What lines in the entries below contain the word "icon"? Copy all of them.

_Items from an interface collection_:

=== Section Start ===

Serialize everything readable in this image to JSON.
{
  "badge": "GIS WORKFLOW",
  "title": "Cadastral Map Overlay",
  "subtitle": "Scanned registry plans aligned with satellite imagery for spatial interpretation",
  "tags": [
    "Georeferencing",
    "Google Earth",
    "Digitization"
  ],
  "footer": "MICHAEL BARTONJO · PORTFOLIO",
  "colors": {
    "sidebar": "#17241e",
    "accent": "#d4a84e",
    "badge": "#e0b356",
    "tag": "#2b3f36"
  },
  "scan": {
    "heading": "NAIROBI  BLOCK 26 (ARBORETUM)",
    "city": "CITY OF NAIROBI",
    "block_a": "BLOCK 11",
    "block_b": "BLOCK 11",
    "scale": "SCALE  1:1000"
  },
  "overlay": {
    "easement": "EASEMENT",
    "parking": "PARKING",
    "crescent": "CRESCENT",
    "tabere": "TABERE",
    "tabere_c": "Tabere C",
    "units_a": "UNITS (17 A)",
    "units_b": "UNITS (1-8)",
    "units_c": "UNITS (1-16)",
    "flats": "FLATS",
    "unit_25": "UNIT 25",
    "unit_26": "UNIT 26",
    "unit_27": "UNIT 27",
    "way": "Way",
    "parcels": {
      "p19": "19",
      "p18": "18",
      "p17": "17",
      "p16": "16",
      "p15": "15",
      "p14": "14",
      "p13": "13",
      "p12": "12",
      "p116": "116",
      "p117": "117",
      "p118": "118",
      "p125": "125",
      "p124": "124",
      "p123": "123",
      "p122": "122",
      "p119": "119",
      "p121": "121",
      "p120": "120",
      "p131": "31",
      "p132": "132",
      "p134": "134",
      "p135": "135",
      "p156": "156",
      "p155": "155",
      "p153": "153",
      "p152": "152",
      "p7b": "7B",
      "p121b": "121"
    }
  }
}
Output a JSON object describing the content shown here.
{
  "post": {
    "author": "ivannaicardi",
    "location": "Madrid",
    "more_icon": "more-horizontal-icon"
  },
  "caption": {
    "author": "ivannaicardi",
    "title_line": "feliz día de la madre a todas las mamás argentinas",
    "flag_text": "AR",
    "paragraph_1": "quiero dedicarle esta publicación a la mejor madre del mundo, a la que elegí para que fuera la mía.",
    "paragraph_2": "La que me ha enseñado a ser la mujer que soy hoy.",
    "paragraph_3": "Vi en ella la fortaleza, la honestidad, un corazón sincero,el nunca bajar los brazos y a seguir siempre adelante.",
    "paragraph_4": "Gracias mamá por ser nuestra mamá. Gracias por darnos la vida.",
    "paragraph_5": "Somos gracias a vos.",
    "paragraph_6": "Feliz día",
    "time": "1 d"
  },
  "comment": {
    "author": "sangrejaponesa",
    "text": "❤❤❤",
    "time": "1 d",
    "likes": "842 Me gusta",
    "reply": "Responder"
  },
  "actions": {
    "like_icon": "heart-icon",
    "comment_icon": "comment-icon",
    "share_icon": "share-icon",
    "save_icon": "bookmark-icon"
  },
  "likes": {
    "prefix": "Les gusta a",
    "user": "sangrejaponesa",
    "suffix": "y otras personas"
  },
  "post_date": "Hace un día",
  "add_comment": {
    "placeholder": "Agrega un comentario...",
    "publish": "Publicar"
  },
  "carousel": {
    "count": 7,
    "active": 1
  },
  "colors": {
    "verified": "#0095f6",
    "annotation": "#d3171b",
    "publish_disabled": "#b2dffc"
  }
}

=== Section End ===

_Exercise result_:
    "more_icon": "more-horizontal-icon"
    "like_icon": "heart-icon",
    "comment_icon": "comment-icon",
    "share_icon": "share-icon",
    "save_icon": "bookmark-icon"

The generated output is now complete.